**Work request:** All entries must be returned precisely as they appear.

### Exercise material ###

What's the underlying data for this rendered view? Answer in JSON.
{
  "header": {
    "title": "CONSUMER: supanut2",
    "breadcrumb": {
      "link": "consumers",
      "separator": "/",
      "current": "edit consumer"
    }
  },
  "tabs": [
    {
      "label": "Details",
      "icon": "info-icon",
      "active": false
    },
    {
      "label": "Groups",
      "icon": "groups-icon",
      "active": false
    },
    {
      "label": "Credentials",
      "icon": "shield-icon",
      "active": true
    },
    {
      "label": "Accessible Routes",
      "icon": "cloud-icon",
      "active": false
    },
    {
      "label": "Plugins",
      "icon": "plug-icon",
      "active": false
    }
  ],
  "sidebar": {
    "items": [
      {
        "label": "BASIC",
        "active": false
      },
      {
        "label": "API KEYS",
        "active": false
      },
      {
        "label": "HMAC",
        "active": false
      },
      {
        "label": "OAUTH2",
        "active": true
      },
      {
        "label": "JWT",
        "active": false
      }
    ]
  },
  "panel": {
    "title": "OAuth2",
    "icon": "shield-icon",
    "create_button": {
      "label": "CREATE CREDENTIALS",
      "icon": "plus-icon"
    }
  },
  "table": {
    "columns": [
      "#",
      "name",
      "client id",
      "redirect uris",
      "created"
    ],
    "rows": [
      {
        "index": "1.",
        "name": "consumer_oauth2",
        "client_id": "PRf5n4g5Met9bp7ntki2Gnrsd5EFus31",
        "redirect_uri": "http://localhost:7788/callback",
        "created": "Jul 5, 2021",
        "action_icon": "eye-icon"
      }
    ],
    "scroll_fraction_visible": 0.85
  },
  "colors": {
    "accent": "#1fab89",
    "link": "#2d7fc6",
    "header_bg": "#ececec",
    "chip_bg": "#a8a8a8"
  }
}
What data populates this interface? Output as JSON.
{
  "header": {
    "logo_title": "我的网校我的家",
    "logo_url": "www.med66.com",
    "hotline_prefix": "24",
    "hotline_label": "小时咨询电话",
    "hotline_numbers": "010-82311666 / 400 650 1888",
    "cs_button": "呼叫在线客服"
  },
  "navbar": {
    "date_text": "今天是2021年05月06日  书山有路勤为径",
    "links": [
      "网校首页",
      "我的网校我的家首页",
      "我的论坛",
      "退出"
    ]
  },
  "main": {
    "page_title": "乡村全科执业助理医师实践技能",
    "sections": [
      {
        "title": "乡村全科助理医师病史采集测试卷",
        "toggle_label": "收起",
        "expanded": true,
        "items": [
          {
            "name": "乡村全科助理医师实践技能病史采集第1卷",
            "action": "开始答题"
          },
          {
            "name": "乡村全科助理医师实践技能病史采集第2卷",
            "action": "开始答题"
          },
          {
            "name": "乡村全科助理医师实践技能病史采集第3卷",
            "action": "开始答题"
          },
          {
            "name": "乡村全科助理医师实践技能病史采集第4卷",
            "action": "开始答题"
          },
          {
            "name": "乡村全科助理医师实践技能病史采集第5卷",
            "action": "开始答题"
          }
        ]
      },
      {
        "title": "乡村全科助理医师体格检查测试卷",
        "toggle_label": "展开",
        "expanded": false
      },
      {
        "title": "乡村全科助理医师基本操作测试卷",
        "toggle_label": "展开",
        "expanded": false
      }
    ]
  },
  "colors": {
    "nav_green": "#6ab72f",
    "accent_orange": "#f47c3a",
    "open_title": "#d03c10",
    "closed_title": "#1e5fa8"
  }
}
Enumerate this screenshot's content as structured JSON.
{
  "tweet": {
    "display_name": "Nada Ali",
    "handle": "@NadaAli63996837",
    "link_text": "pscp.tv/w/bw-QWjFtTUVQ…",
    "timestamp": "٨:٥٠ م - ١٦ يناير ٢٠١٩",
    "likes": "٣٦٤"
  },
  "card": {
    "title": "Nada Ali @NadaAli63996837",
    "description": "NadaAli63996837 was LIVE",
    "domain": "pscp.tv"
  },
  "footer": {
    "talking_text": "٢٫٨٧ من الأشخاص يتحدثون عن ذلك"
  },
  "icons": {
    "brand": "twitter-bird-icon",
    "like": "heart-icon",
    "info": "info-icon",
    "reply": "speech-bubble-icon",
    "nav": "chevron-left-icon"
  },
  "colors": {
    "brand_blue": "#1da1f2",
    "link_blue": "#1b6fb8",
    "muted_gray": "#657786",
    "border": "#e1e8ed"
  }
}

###

**Answer box:**
What's the underlying data for this rendered view? Answer in JSON.
{
  "header": {
    "title": "CONSUMER: supanut2",
    "breadcrumb": {
      "link": "consumers",
      "separator": "/",
      "current": "edit consumer"
    }
  },
  "tabs": [
    {
      "label": "Details",
      "icon": "info-icon",
      "active": false
    },
    {
      "label": "Groups",
      "icon": "groups-icon",
      "active": false
    },
    {
      "label": "Credentials",
      "icon": "shield-icon",
      "active": true
    },
    {
      "label": "Accessible Routes",
      "icon": "cloud-icon",
      "active": false
    },
    {
      "label": "Plugins",
      "icon": "plug-icon",
      "active": false
    }
  ],
  "sidebar": {
    "items": [
      {
        "label": "BASIC",
        "active": false
      },
      {
        "label": "API KEYS",
        "active": false
      },
      {
        "label": "HMAC",
        "active": false
      },
      {
        "label": "OAUTH2",
        "active": true
      },
      {
        "label": "JWT",
        "active": false
      }
    ]
  },
  "panel": {
    "title": "OAuth2",
    "icon": "shield-icon",
    "create_button": {
      "label": "CREATE CREDENTIALS",
      "icon": "plus-icon"
    }
  },
  "table": {
    "columns": [
      "#",
      "name",
      "client id",
      "redirect uris",
      "created"
    ],
    "rows": [
      {
        "index": "1.",
        "name": "consumer_oauth2",
        "client_id": "PRf5n4g5Met9bp7ntki2Gnrsd5EFus31",
        "redirect_uri": "http://localhost:7788/callback",
        "created": "Jul 5, 2021",
        "action_icon": "eye-icon"
      }
    ],
    "scroll_fraction_visible": 0.85
  },
  "colors": {
    "accent": "#1fab89",
    "link": "#2d7fc6",
    "header_bg": "#ececec",
    "chip_bg": "#a8a8a8"
  }
}
What data populates this interface? Output as JSON.
{
  "header": {
    "logo_title": "我的网校我的家",
    "logo_url": "www.med66.com",
    "hotline_prefix": "24",
    "hotline_label": "小时咨询电话",
    "hotline_numbers": "010-82311666 / 400 650 1888",
    "cs_button": "呼叫在线客服"
  },
  "navbar": {
    "date_text": "今天是2021年05月06日  书山有路勤为径",
    "links": [
      "网校首页",
      "我的网校我的家首页",
      "我的论坛",
      "退出"
    ]
  },
  "main": {
    "page_title": "乡村全科执业助理医师实践技能",
    "sections": [
      {
        "title": "乡村全科助理医师病史采集测试卷",
        "toggle_label": "收起",
        "expanded": true,
        "items": [
          {
            "name": "乡村全科助理医师实践技能病史采集第1卷",
            "action": "开始答题"
          },
          {
            "name": "乡村全科助理医师实践技能病史采集第2卷",
            "action": "开始答题"
          },
          {
            "name": "乡村全科助理医师实践技能病史采集第3卷",
            "action": "开始答题"
          },
          {
            "name": "乡村全科助理医师实践技能病史采集第4卷",
            "action": "开始答题"
          },
          {
            "name": "乡村全科助理医师实践技能病史采集第5卷",
            "action": "开始答题"
          }
        ]
      },
      {
        "title": "乡村全科助理医师体格检查测试卷",
        "toggle_label": "展开",
        "expanded": false
      },
      {
        "title": "乡村全科助理医师基本操作测试卷",
        "toggle_label": "展开",
        "expanded": false
      }
    ]
  },
  "colors": {
    "nav_green": "#6ab72f",
    "accent_orange": "#f47c3a",
    "open_title": "#d03c10",
    "closed_title": "#1e5fa8"
  }
}
Enumerate this screenshot's content as structured JSON.
{
  "tweet": {
    "display_name": "Nada Ali",
    "handle": "@NadaAli63996837",
    "link_text": "pscp.tv/w/bw-QWjFtTUVQ…",
    "timestamp": "٨:٥٠ م - ١٦ يناير ٢٠١٩",
    "likes": "٣٦٤"
  },
  "card": {
    "title": "Nada Ali @NadaAli63996837",
    "description": "NadaAli63996837 was LIVE",
    "domain": "pscp.tv"
  },
  "footer": {
    "talking_text": "٢٫٨٧ من الأشخاص يتحدثون عن ذلك"
  },
  "icons": {
    "brand": "twitter-bird-icon",
    "like": "heart-icon",
    "info": "info-icon",
    "reply": "speech-bubble-icon",
    "nav": "chevron-left-icon"
  },
  "colors": {
    "brand_blue": "#1da1f2",
    "link_blue": "#1b6fb8",
    "muted_gray": "#657786",
    "border": "#e1e8ed"
  }
}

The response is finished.